*** Begin section ***

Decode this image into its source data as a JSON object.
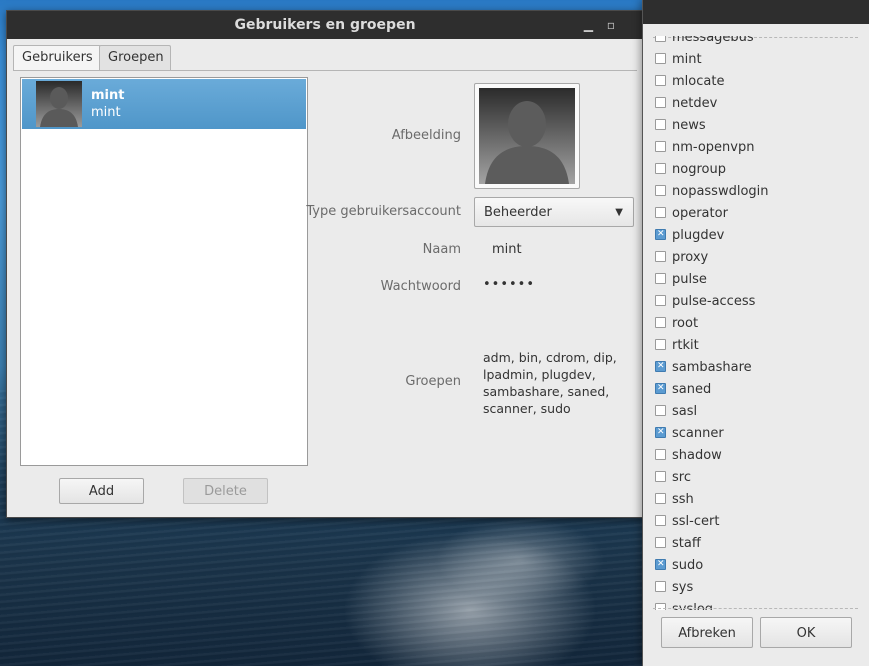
{
  "window": {
    "title": "Gebruikers en groepen",
    "minimize_glyph": "▁",
    "maximize_glyph": "▫"
  },
  "tabs": [
    {
      "label": "Gebruikers",
      "active": true
    },
    {
      "label": "Groepen",
      "active": false
    }
  ],
  "user_list": [
    {
      "name": "mint",
      "login": "mint",
      "selected": true
    }
  ],
  "buttons": {
    "add": "Add",
    "delete": "Delete"
  },
  "details": {
    "image_label": "Afbeelding",
    "type_label": "Type gebruikersaccount",
    "type_value": "Beheerder",
    "name_label": "Naam",
    "name_value": "mint",
    "password_label": "Wachtwoord",
    "password_value": "••••••",
    "groups_label": "Groepen",
    "groups_value": "adm, bin, cdrom, dip, lpadmin, plugdev, sambashare, saned, scanner, sudo"
  },
  "group_dialog": {
    "items": [
      {
        "name": "messagebus",
        "checked": false
      },
      {
        "name": "mint",
        "checked": false
      },
      {
        "name": "mlocate",
        "checked": false
      },
      {
        "name": "netdev",
        "checked": false
      },
      {
        "name": "news",
        "checked": false
      },
      {
        "name": "nm-openvpn",
        "checked": false
      },
      {
        "name": "nogroup",
        "checked": false
      },
      {
        "name": "nopasswdlogin",
        "checked": false
      },
      {
        "name": "operator",
        "checked": false
      },
      {
        "name": "plugdev",
        "checked": true
      },
      {
        "name": "proxy",
        "checked": false
      },
      {
        "name": "pulse",
        "checked": false
      },
      {
        "name": "pulse-access",
        "checked": false
      },
      {
        "name": "root",
        "checked": false
      },
      {
        "name": "rtkit",
        "checked": false
      },
      {
        "name": "sambashare",
        "checked": true
      },
      {
        "name": "saned",
        "checked": true
      },
      {
        "name": "sasl",
        "checked": false
      },
      {
        "name": "scanner",
        "checked": true
      },
      {
        "name": "shadow",
        "checked": false
      },
      {
        "name": "src",
        "checked": false
      },
      {
        "name": "ssh",
        "checked": false
      },
      {
        "name": "ssl-cert",
        "checked": false
      },
      {
        "name": "staff",
        "checked": false
      },
      {
        "name": "sudo",
        "checked": true
      },
      {
        "name": "sys",
        "checked": false
      },
      {
        "name": "syslog",
        "checked": false
      }
    ],
    "cancel": "Afbreken",
    "ok": "OK"
  },
  "colors": {
    "selection": "#5aa0d0",
    "titlebar": "#2e2e2e",
    "checkbox_checked": "#5b9bd1"
  }
}
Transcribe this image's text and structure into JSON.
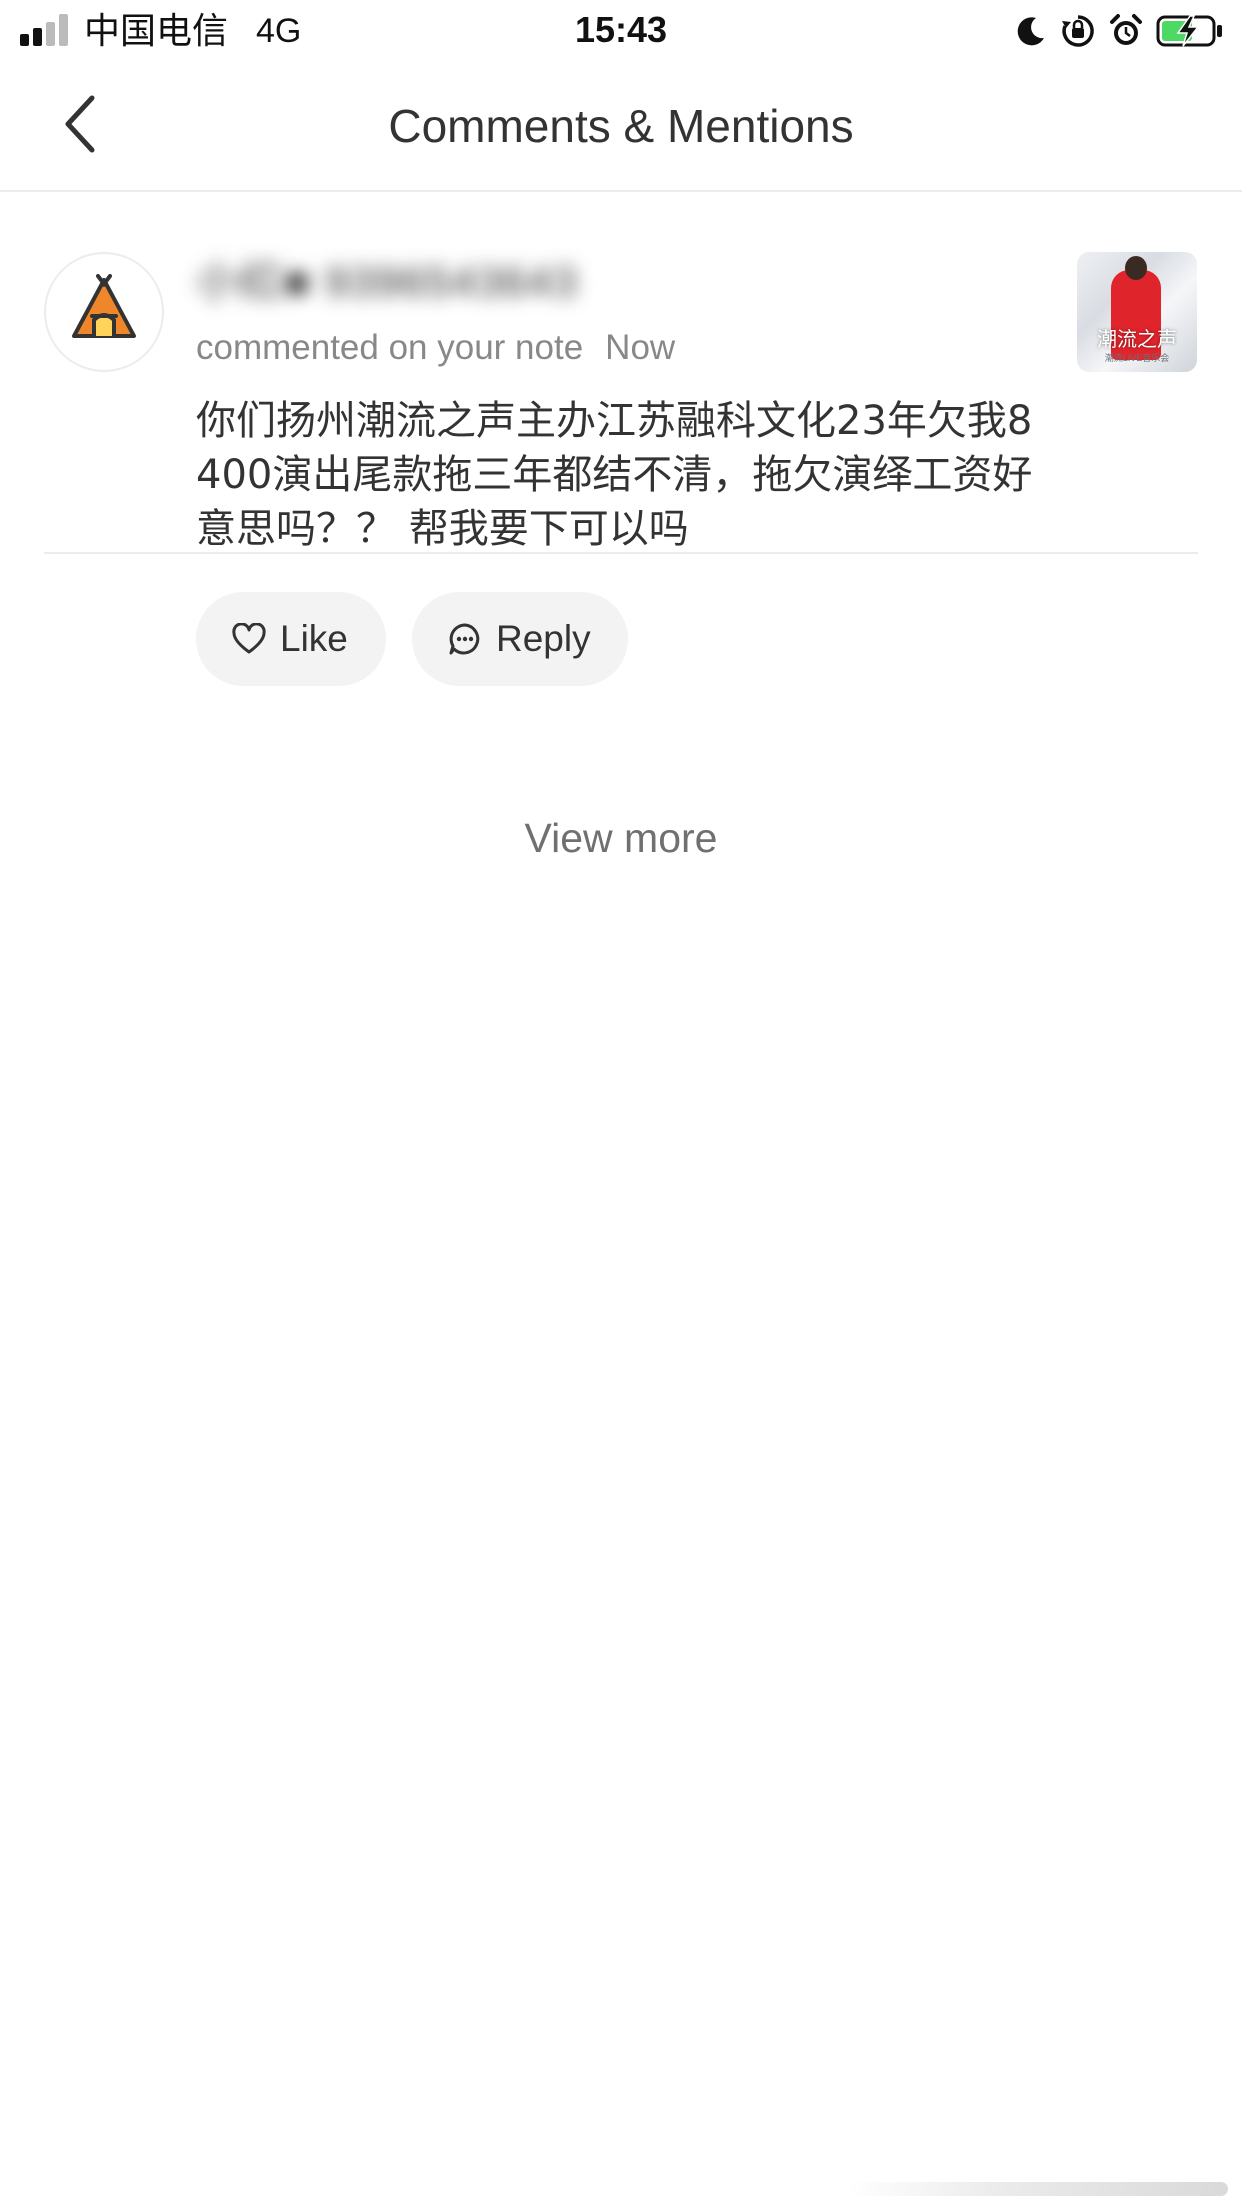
{
  "status_bar": {
    "carrier": "中国电信",
    "network": "4G",
    "time": "15:43",
    "signal_bars_active": 2,
    "battery_level": 0.6,
    "battery_charging": true,
    "icons": [
      "moon-icon",
      "orientation-lock-icon",
      "alarm-icon",
      "battery-icon"
    ],
    "battery_color": "#4cd964"
  },
  "nav": {
    "back_icon": "chevron-left-icon",
    "title": "Comments & Mentions"
  },
  "notification": {
    "username": "小红■ 9396543643",
    "action": "commented on your note",
    "time": "Now",
    "comment": "你们扬州潮流之声主办江苏融科文化23年欠我8400演出尾款拖三年都结不清，拖欠演绎工资好意思吗？？ 帮我要下可以吗",
    "avatar_icon": "tent-icon",
    "thumbnail": {
      "title": "潮流之声",
      "subtitle": "潮流LIVE音乐会"
    },
    "actions": {
      "like_label": "Like",
      "reply_label": "Reply"
    }
  },
  "view_more": "View more",
  "colors": {
    "text": "#333333",
    "secondary_text": "#888888",
    "pill_bg": "#f3f3f3",
    "avatar_tent_orange": "#f0862a"
  }
}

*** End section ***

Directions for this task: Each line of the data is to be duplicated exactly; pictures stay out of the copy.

Response for this exercise:
Decode this image into its source data as a JSON object.
{
  "window": {
    "title": "Gebruikers en groepen",
    "minimize_glyph": "▁",
    "maximize_glyph": "▫"
  },
  "tabs": [
    {
      "label": "Gebruikers",
      "active": true
    },
    {
      "label": "Groepen",
      "active": false
    }
  ],
  "user_list": [
    {
      "name": "mint",
      "login": "mint",
      "selected": true
    }
  ],
  "buttons": {
    "add": "Add",
    "delete": "Delete"
  },
  "details": {
    "image_label": "Afbeelding",
    "type_label": "Type gebruikersaccount",
    "type_value": "Beheerder",
    "name_label": "Naam",
    "name_value": "mint",
    "password_label": "Wachtwoord",
    "password_value": "••••••",
    "groups_label": "Groepen",
    "groups_value": "adm, bin, cdrom, dip, lpadmin, plugdev, sambashare, saned, scanner, sudo"
  },
  "group_dialog": {
    "items": [
      {
        "name": "messagebus",
        "checked": false
      },
      {
        "name": "mint",
        "checked": false
      },
      {
        "name": "mlocate",
        "checked": false
      },
      {
        "name": "netdev",
        "checked": false
      },
      {
        "name": "news",
        "checked": false
      },
      {
        "name": "nm-openvpn",
        "checked": false
      },
      {
        "name": "nogroup",
        "checked": false
      },
      {
        "name": "nopasswdlogin",
        "checked": false
      },
      {
        "name": "operator",
        "checked": false
      },
      {
        "name": "plugdev",
        "checked": true
      },
      {
        "name": "proxy",
        "checked": false
      },
      {
        "name": "pulse",
        "checked": false
      },
      {
        "name": "pulse-access",
        "checked": false
      },
      {
        "name": "root",
        "checked": false
      },
      {
        "name": "rtkit",
        "checked": false
      },
      {
        "name": "sambashare",
        "checked": true
      },
      {
        "name": "saned",
        "checked": true
      },
      {
        "name": "sasl",
        "checked": false
      },
      {
        "name": "scanner",
        "checked": true
      },
      {
        "name": "shadow",
        "checked": false
      },
      {
        "name": "src",
        "checked": false
      },
      {
        "name": "ssh",
        "checked": false
      },
      {
        "name": "ssl-cert",
        "checked": false
      },
      {
        "name": "staff",
        "checked": false
      },
      {
        "name": "sudo",
        "checked": true
      },
      {
        "name": "sys",
        "checked": false
      },
      {
        "name": "syslog",
        "checked": false
      }
    ],
    "cancel": "Afbreken",
    "ok": "OK"
  },
  "colors": {
    "selection": "#5aa0d0",
    "titlebar": "#2e2e2e",
    "checkbox_checked": "#5b9bd1"
  }
}
Transcribe this image's text and structure into JSON.
{
  "status_bar": {
    "carrier": "中国电信",
    "network": "4G",
    "time": "15:43",
    "signal_bars_active": 2,
    "battery_level": 0.6,
    "battery_charging": true,
    "icons": [
      "moon-icon",
      "orientation-lock-icon",
      "alarm-icon",
      "battery-icon"
    ],
    "battery_color": "#4cd964"
  },
  "nav": {
    "back_icon": "chevron-left-icon",
    "title": "Comments & Mentions"
  },
  "notification": {
    "username": "小红■ 9396543643",
    "action": "commented on your note",
    "time": "Now",
    "comment": "你们扬州潮流之声主办江苏融科文化23年欠我8400演出尾款拖三年都结不清，拖欠演绎工资好意思吗？？ 帮我要下可以吗",
    "avatar_icon": "tent-icon",
    "thumbnail": {
      "title": "潮流之声",
      "subtitle": "潮流LIVE音乐会"
    },
    "actions": {
      "like_label": "Like",
      "reply_label": "Reply"
    }
  },
  "view_more": "View more",
  "colors": {
    "text": "#333333",
    "secondary_text": "#888888",
    "pill_bg": "#f3f3f3",
    "avatar_tent_orange": "#f0862a"
  }
}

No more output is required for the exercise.